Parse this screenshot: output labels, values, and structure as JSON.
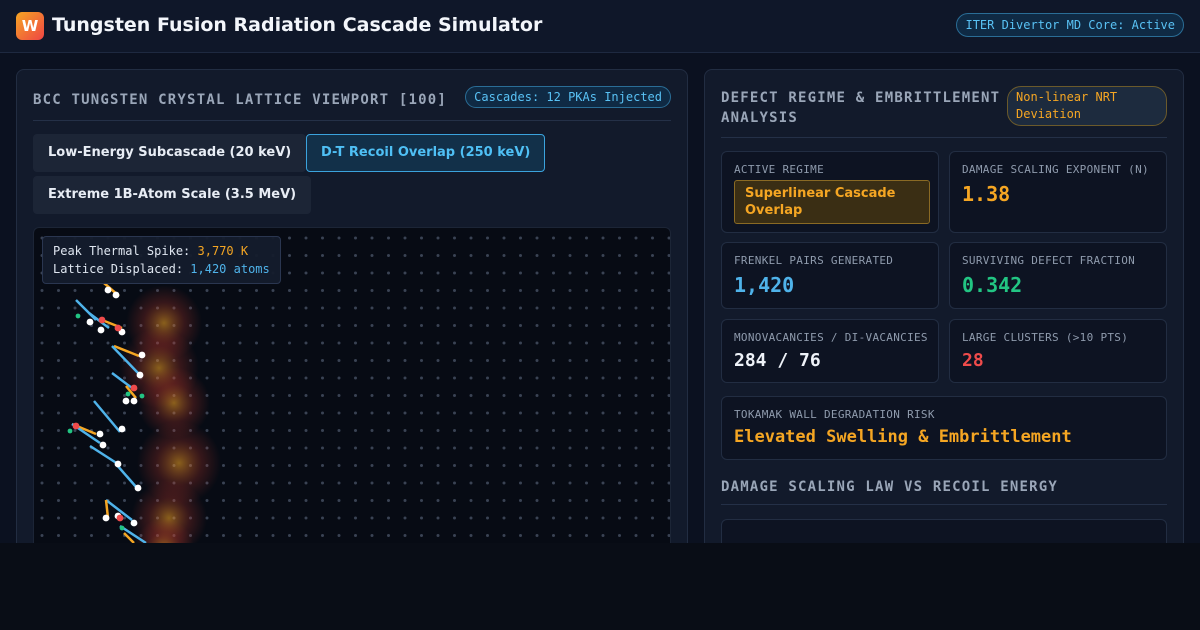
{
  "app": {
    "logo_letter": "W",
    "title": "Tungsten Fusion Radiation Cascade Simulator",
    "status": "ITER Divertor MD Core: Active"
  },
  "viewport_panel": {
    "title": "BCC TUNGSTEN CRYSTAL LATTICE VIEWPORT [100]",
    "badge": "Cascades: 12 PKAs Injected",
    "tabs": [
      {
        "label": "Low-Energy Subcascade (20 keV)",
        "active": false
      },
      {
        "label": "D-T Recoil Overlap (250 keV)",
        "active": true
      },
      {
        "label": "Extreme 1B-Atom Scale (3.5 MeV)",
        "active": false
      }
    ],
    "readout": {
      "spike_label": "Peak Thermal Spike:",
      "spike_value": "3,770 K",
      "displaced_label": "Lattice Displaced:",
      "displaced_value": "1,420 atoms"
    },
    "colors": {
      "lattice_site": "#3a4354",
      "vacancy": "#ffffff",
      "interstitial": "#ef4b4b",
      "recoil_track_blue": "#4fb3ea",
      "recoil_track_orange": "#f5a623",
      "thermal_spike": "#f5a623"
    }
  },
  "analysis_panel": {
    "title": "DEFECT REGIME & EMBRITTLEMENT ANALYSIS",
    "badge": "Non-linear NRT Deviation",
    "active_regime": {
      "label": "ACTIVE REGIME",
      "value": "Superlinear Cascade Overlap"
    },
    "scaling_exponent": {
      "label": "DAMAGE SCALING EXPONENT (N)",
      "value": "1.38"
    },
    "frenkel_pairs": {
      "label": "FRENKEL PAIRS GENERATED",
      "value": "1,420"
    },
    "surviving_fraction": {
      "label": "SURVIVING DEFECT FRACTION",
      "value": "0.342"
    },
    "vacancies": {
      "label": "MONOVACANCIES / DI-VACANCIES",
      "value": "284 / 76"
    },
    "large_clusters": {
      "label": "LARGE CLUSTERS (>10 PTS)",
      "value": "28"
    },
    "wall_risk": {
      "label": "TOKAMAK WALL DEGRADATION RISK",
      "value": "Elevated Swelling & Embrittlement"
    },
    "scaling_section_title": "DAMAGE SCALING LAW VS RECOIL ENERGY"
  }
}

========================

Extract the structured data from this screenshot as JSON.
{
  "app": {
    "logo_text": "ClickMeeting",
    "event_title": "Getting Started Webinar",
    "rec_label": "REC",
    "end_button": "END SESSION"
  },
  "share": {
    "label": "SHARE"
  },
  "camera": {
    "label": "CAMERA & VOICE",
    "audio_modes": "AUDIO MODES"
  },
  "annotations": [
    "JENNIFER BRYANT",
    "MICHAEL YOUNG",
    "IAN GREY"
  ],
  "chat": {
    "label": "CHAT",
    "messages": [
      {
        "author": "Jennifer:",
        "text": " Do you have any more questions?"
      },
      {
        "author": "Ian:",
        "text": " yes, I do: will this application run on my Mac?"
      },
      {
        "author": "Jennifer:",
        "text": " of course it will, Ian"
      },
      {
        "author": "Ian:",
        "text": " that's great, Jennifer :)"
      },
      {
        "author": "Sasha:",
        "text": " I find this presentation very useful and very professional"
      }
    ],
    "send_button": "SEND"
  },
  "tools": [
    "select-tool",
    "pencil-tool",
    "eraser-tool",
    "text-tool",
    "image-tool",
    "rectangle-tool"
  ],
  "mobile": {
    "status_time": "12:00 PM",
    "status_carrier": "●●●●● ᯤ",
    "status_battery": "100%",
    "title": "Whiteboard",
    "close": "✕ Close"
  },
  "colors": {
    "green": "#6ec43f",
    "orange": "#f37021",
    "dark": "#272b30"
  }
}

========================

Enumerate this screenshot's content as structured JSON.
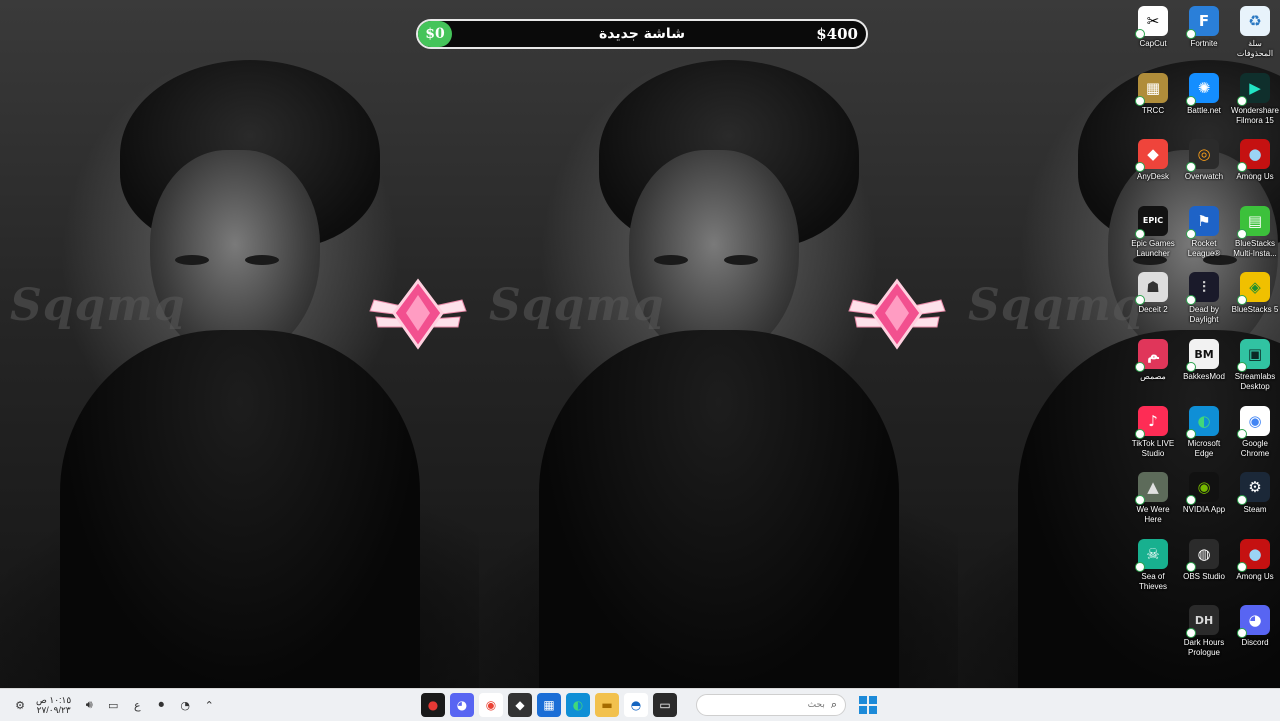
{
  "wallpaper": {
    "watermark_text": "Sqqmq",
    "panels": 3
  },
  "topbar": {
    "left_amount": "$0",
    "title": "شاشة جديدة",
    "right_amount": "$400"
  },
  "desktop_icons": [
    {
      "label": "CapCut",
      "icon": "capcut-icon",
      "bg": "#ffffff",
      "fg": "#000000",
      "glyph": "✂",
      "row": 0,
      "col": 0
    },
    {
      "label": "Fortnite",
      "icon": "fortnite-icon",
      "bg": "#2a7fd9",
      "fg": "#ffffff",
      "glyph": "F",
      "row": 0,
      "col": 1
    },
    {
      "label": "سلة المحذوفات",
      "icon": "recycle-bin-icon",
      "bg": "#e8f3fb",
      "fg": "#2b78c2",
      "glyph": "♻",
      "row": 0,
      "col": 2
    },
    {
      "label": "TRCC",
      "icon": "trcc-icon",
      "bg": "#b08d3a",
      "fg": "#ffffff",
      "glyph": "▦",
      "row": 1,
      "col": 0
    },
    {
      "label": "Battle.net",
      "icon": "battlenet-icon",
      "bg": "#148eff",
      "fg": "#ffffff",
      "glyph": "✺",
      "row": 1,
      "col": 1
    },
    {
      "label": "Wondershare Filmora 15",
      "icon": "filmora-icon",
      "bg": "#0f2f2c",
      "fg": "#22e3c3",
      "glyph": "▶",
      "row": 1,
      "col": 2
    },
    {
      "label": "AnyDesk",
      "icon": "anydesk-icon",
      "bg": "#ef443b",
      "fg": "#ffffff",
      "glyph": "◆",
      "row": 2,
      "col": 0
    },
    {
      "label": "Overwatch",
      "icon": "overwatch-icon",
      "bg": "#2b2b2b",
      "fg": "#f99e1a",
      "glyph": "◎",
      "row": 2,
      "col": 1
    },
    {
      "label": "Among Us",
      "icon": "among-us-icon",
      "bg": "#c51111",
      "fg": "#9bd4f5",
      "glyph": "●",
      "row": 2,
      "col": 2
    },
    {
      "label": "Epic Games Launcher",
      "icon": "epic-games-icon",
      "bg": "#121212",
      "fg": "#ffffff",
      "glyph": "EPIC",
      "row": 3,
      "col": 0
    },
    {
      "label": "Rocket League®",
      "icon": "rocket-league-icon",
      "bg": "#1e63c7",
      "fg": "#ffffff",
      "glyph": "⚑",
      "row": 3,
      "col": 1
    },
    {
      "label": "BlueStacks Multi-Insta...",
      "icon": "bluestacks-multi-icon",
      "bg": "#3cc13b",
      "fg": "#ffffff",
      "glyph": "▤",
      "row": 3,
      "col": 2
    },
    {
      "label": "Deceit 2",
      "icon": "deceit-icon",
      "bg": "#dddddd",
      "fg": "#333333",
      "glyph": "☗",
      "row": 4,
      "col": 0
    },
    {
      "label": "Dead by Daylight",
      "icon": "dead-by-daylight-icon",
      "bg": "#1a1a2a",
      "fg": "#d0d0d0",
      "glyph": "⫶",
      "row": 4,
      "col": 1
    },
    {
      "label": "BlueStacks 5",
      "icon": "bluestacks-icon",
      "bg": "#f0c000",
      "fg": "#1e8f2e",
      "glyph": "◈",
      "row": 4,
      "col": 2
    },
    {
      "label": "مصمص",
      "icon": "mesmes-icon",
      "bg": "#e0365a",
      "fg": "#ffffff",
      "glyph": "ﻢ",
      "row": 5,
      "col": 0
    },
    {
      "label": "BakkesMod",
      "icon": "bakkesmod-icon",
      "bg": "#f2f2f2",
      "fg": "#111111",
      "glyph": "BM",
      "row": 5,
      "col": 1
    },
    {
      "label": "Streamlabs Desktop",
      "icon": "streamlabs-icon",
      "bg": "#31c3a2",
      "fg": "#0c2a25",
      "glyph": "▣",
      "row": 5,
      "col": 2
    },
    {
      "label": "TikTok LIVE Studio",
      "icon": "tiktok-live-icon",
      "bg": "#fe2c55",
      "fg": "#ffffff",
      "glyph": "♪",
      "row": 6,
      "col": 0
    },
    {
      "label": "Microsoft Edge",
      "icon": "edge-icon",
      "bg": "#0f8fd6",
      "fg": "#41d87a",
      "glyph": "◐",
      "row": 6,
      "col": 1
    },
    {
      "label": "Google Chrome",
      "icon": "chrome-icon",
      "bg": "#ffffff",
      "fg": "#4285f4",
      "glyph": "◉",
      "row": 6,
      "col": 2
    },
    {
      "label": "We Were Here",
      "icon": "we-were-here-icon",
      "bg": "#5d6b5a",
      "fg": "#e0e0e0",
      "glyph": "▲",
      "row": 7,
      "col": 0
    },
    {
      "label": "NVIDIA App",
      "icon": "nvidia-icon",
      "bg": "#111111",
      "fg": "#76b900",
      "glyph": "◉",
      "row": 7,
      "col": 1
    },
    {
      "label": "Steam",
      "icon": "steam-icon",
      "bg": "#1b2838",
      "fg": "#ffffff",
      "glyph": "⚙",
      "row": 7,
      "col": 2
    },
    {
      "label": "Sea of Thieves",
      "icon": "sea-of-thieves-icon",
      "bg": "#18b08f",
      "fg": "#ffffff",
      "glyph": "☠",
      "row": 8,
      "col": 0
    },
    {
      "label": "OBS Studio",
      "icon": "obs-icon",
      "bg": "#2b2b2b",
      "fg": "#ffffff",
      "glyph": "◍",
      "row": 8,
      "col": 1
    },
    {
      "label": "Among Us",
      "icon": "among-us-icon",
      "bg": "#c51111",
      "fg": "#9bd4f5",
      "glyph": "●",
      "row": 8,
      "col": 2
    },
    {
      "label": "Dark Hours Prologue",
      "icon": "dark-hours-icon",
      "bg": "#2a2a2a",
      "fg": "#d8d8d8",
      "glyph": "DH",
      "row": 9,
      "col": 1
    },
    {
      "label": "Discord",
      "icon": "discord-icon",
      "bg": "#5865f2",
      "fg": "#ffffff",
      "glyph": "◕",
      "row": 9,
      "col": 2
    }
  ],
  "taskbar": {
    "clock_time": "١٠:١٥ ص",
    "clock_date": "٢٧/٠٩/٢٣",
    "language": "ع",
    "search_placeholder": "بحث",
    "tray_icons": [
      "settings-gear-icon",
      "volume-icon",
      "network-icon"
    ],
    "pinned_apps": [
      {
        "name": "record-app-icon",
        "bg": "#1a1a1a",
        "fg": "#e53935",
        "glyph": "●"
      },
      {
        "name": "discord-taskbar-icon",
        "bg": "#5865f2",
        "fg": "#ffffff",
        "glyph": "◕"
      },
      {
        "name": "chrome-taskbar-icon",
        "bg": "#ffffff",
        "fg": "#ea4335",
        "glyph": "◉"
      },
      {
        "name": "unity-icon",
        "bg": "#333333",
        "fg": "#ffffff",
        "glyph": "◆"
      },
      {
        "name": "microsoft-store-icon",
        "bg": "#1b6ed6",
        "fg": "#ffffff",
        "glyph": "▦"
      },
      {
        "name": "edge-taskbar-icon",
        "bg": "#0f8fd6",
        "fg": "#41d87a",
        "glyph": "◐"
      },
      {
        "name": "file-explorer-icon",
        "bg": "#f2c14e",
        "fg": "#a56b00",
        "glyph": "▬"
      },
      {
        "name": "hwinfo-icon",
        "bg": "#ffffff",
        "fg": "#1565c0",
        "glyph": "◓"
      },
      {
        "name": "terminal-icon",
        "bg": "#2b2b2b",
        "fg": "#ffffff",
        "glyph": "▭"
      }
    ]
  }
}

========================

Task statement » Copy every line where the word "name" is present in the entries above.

Answer space »
        "name": "record-app-icon",
        "name": "discord-taskbar-icon",
        "name": "chrome-taskbar-icon",
        "name": "unity-icon",
        "name": "microsoft-store-icon",
        "name": "edge-taskbar-icon",
        "name": "file-explorer-icon",
        "name": "hwinfo-icon",
        "name": "terminal-icon",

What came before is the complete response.